══ INFORMATION SUPPLIED

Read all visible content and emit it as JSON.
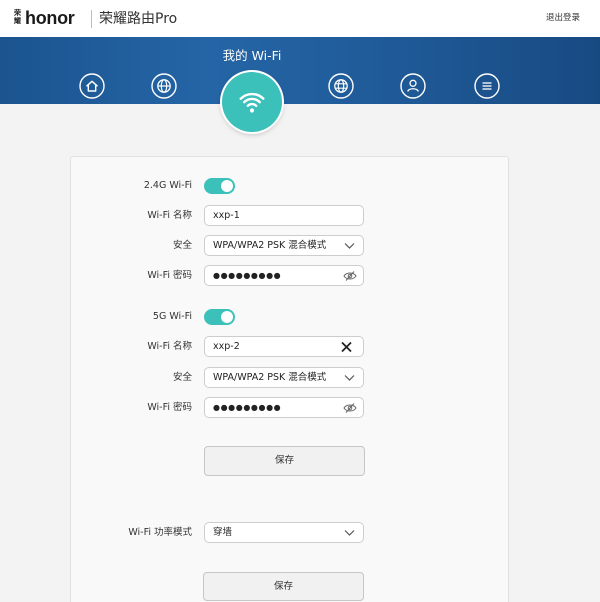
{
  "header": {
    "logo_cn": "荣耀",
    "logo_text": "honor",
    "product_title": "荣耀路由Pro",
    "logout_label": "退出登录"
  },
  "banner": {
    "title": "我的 Wi-Fi",
    "nav_icons": [
      "home-icon",
      "globe-icon",
      "wifi-icon",
      "globe-grid-icon",
      "user-icon",
      "menu-icon"
    ],
    "active_icon": "wifi-icon"
  },
  "wifi_2g": {
    "band_label": "2.4G Wi-Fi",
    "enabled": true,
    "name_label": "Wi-Fi 名称",
    "name_value": "xxp-1",
    "security_label": "安全",
    "security_value": "WPA/WPA2 PSK 混合模式",
    "password_label": "Wi-Fi 密码",
    "password_mask": "●●●●●●●●●"
  },
  "wifi_5g": {
    "band_label": "5G Wi-Fi",
    "enabled": true,
    "name_label": "Wi-Fi 名称",
    "name_value": "xxp-2",
    "security_label": "安全",
    "security_value": "WPA/WPA2 PSK 混合模式",
    "password_label": "Wi-Fi 密码",
    "password_mask": "●●●●●●●●●"
  },
  "wifi_save_label": "保存",
  "power_mode": {
    "label": "Wi-Fi 功率模式",
    "value": "穿墙",
    "save_label": "保存"
  },
  "colors": {
    "accent": "#3cc0ba",
    "banner": "#1f5a98",
    "page_background": "#f3f3f3"
  }
}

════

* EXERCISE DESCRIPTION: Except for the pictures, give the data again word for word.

* THE ANSWER:
Read all visible content and emit it as JSON.
{
  "header": {
    "logo_cn": "荣耀",
    "logo_text": "honor",
    "product_title": "荣耀路由Pro",
    "logout_label": "退出登录"
  },
  "banner": {
    "title": "我的 Wi-Fi",
    "nav_icons": [
      "home-icon",
      "globe-icon",
      "wifi-icon",
      "globe-grid-icon",
      "user-icon",
      "menu-icon"
    ],
    "active_icon": "wifi-icon"
  },
  "wifi_2g": {
    "band_label": "2.4G Wi-Fi",
    "enabled": true,
    "name_label": "Wi-Fi 名称",
    "name_value": "xxp-1",
    "security_label": "安全",
    "security_value": "WPA/WPA2 PSK 混合模式",
    "password_label": "Wi-Fi 密码",
    "password_mask": "●●●●●●●●●"
  },
  "wifi_5g": {
    "band_label": "5G Wi-Fi",
    "enabled": true,
    "name_label": "Wi-Fi 名称",
    "name_value": "xxp-2",
    "security_label": "安全",
    "security_value": "WPA/WPA2 PSK 混合模式",
    "password_label": "Wi-Fi 密码",
    "password_mask": "●●●●●●●●●"
  },
  "wifi_save_label": "保存",
  "power_mode": {
    "label": "Wi-Fi 功率模式",
    "value": "穿墙",
    "save_label": "保存"
  },
  "colors": {
    "accent": "#3cc0ba",
    "banner": "#1f5a98",
    "page_background": "#f3f3f3"
  }
}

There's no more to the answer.